    Giovanni

    Giovanni

    New Member

    Joined:
    Dec 19, 2017
    Messages:
    1
    Likes Received:
    0
    I designed and built my CNC router. The whole process for milling was completely new to me. I went the newbie course of trying to use Visio or Inkscape to do the CAD portion and MakerCam to create the Gcode. A decent toolchain for simple milling. I searched for better cad/cam solutions. I found Fusion 360 to be free to use ( I am not a professional) and incredibly powerful. There is a fairly high learning curve to overcome to start really start using the sophisticated tools it provides. The issue is this; if you want a package that provides sophisticated features, you have to invest the time to learn the package. Yes you can do all of the features in lots of other packages; but what is the effort? Take a round straight counter bored hold: 10 mm diameter for a depth of 3mm followed by 5 mm diameter for a depth of 25mm. Fusion lets you easily do this in one operation and created the necessary GCODE. That is just an example of slickness. There are an exhaustive number of videos and live streams to learn fusion. I am a 65 year old guy from New Jersey who has spent the past two years learning how to mill and how to use by 9 X 20 lathe. Good luck and I would be happy to help anyone I can.
     
  20. Jun 23, 2018 #20

    compressorguy

    compressorguy

    compressorguy

    New Member

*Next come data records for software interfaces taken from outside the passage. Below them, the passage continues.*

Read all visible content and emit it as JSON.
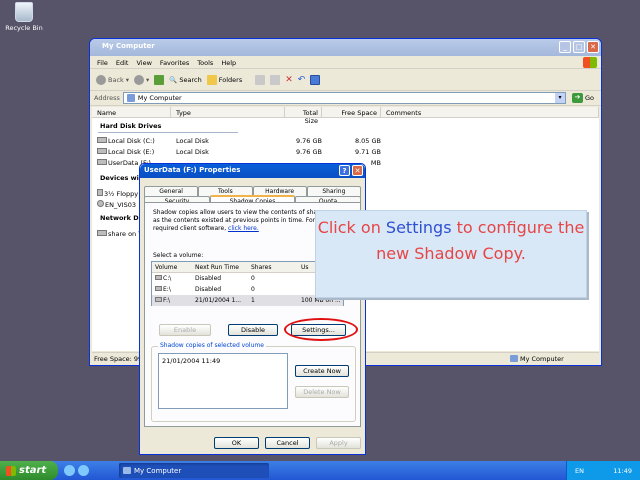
{
  "desktop": {
    "recycle_bin": "Recycle Bin"
  },
  "explorer": {
    "title": "My Computer",
    "menu": [
      "File",
      "Edit",
      "View",
      "Favorites",
      "Tools",
      "Help"
    ],
    "toolbar": {
      "back": "Back",
      "search": "Search",
      "folders": "Folders"
    },
    "address_label": "Address",
    "address_value": "My Computer",
    "go": "Go",
    "columns": [
      "Name",
      "Type",
      "Total Size",
      "Free Space",
      "Comments"
    ],
    "group_hdd": "Hard Disk Drives",
    "drives": [
      {
        "name": "Local Disk (C:)",
        "type": "Local Disk",
        "total": "9.76 GB",
        "free": "8.05 GB"
      },
      {
        "name": "Local Disk (E:)",
        "type": "Local Disk",
        "total": "9.76 GB",
        "free": "9.71 GB"
      },
      {
        "name": "UserData (F:)",
        "type": "",
        "total": "",
        "free": "MB"
      }
    ],
    "group_removable": "Devices wi",
    "removable": [
      "3½ Floppy",
      "EN_VIS03"
    ],
    "group_network": "Network D",
    "network": [
      "share on Y"
    ],
    "status_left": "Free Space: 99",
    "status_right": "My Computer"
  },
  "dialog": {
    "title": "UserData (F:) Properties",
    "help": "?",
    "close": "✕",
    "tabs_row1": [
      "General",
      "Tools",
      "Hardware",
      "Sharing"
    ],
    "tabs_row2": [
      "Security",
      "Shadow Copies",
      "Quota"
    ],
    "desc_1": "Shadow copies allow users to view the contents of shar",
    "desc_2": "as the contents existed at previous points in time. For inf",
    "desc_3": "required client software,",
    "desc_link": "click here.",
    "select_label": "Select a volume:",
    "vol_columns": [
      "Volume",
      "Next Run Time",
      "Shares",
      "Us"
    ],
    "volumes": [
      {
        "vol": "C:\\",
        "next": "Disabled",
        "shares": "0",
        "used": ""
      },
      {
        "vol": "E:\\",
        "next": "Disabled",
        "shares": "0",
        "used": ""
      },
      {
        "vol": "F:\\",
        "next": "21/01/2004 1...",
        "shares": "1",
        "used": "100 MB on ..."
      }
    ],
    "enable": "Enable",
    "disable": "Disable",
    "settings": "Settings...",
    "group_label": "Shadow copies of selected volume",
    "copies": [
      "21/01/2004 11:49"
    ],
    "create_now": "Create Now",
    "delete_now": "Delete Now",
    "ok": "OK",
    "cancel": "Cancel",
    "apply": "Apply"
  },
  "callout": {
    "pre": "Click on",
    "highlight": "Settings",
    "post": "to configure the new Shadow Copy."
  },
  "taskbar": {
    "start": "start",
    "task": "My Computer",
    "lang": "EN",
    "clock": "11:49"
  },
  "colors": {
    "highlight_ring": "#e01010",
    "callout_text": "#e74545",
    "callout_highlight": "#2f4fd2"
  }
}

    Joined:
    Jul 4, 2017
    Messages:
    2
    Likes Received:
    0
    I started using Fusion 360 while working as a mentor with the middle school robotics group last year. I figured if 13-year-olds could "get it" so could I! What really helped me was a YouTube channel by Lars Christensen https://www.youtube.com/channel/UCo29kn3d9ziFUZGZ50VKvWA. He does a kind of "Fusion360 for dummies" where he takes you through the steps of modeling an object. I have found the program easy to use once you get the basics of laying out your workspace down. Don't give up on it. It is a powerful and useful program that will let you design and then generate the code to make the part in CNC.
    Don't give up!
     

Share This Page